In 1870 the Bell family moved to Brantford, Canada, a small industrial town some 30 miles north of the shore of Lake Erie and 60 miles west of Niagara Falls. Shortly after that Graham began work on a device that could be applied to the telegraphy business — he called it a "harmonic telegraph". The hope was that different tones could be transmitted down the telegraph wire, each of which would be keyed by the telegraph. At the distant end the tones would be separated. The goal, of course, was to be able to transmit several messages simultaneously on a single wire. Certainly such a device would have tremendous commercial applications — but such a goal was not enough for young Graham.

In addition to working on the magneto-induction principle (the approach used by most inventors of the day) he had learned that if the resistance of a wire could be varied the current in the wire would be varied. And if, at one end of a wire, a voice-activated device could be implemented that would vary the resistance of a current-carrying wire, at the other end of the wire a diaphragm could be vibrated by this varying current, so that sounds (or words) spoken into the transmitting end could be reproduced at the receiving end.

And this was the principal that allowed the spoken words to be transmitted electrically. Somehow put a device in an electrical circuit whose resistance would be varied by the spoken voice. At some distant point let the current in the wire "bias" a diaphragm. As the current in the wire varied, so also did the position of the diaphragm. And the result was sound.

Bell’s approach to varying the resistance of a wire was to dip one end of it into a conductive liquid. If the wire were dipped in deeply, then the overall resistance of the wire and the liquid would be lessened; if the wire were dipped in only a little, then the resistance of the wire/liquid combination would not be lessened.

But what liquid should he use? He tried water (no sound), cod liver oil (no sound), salt water (loud sound), liquor (loud sound), and a mixture of water and sulphuric acid. It was this last that worked best.

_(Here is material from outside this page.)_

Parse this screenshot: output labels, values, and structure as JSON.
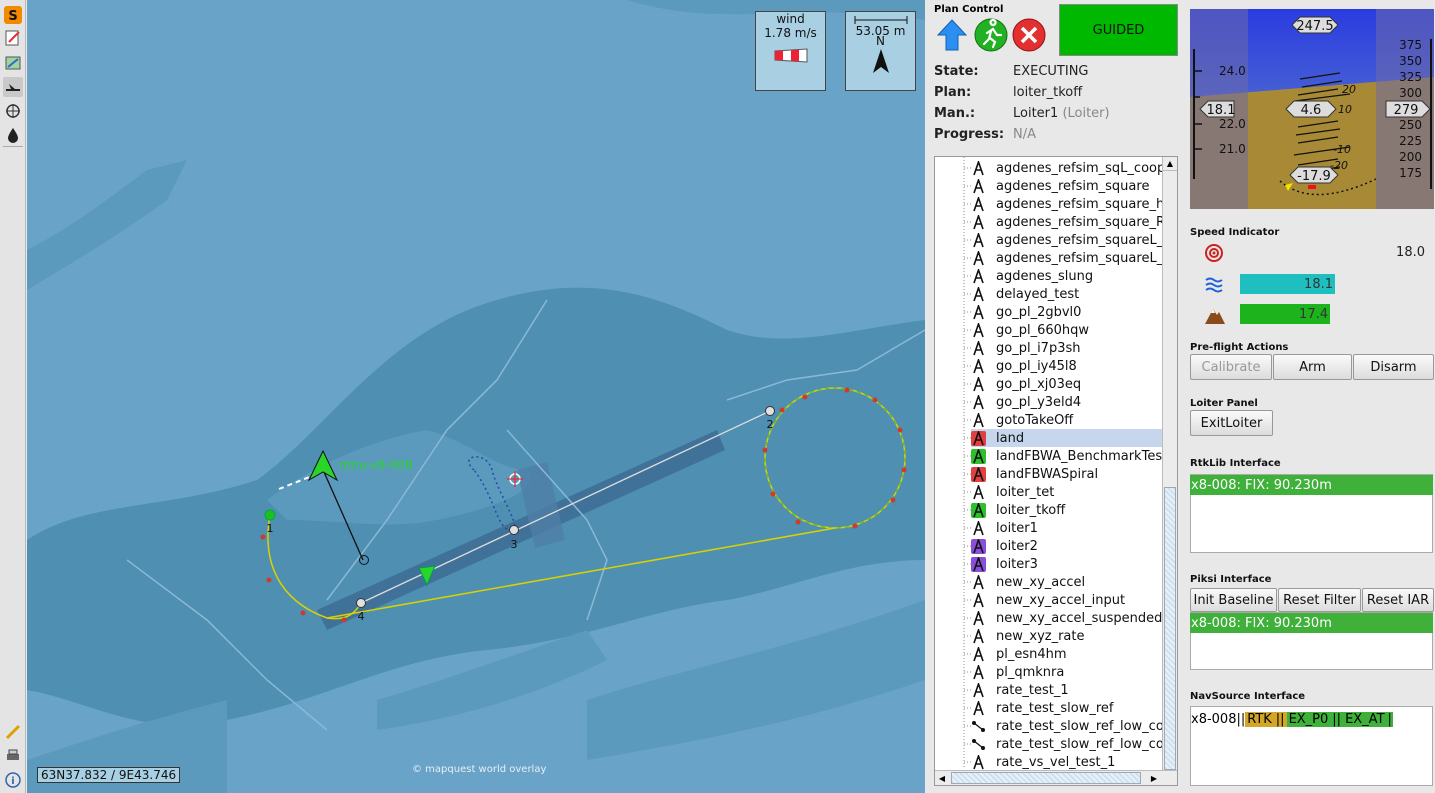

It was also the sulphuric acid that caused the situation that supposedly lead to the working model. Bell accidentally spilled a cup of acid over his clothes, and screamed (into the mouthpiece) "Mr. Watson – come here – I want to see you."

And so the telephone was born.

Or was it????

You will note that in the above we have said that Alexander Graham Bell was the first to patent the telephone. That does not mean that he was the first to invent the telephone. As we have seen, at least half a dozen people, from around the world, claimed to have invented the telephone (or major parts thereof) before Bell. Those most-mentioned are as follows:

Antonio Meucci. Meucci developed a device that employed a paired electro-magnetic transmitter and receiver, where the motion of a diaphragm modulated a signal in a coil by moving an electromagnet. The result was good fidelity, but a very weak signal. Meucci filed a caveat (the equivalent of a patent, but a document that required renewing on a periodic basis). Unfortunately, in 1874 (2 years before the Bell patent) he was on public aid, and was unable to renew the caveat, and by so doing (or failing to do so) he lost his rights to the "invention" of the telephone.

Charles Bourseul. Bourseul described, in 1854, a method of transmitting voice over wires (he was a telegraphist). However, he did not file for a patent

Johann Philipp Reis. 16 years before Bell’s patent application, Reis produced a device which could transmit musical notes, and even brief sentences. In 1863 the device was tested by Standard Telephones and Cables (STC), but because this company was currently bidding for a contract with Bell’s AT&T, the results were covered up by STC’s chairman to maintain Bell’s reputation.

Elisha Gray. Almost certainly Gray filed a caveat a few hours before Bell filed his patent application. The rather undisciplined operation of the patent office (and perhaps the unethical activities within it) resulted in the Bell patent being signed before the Gray caveat.

Once again we see that the invention of this major technological device was not the work of 1 man — rather it was the product of many. Each played a significant role.

About the Author

Bob Stoffels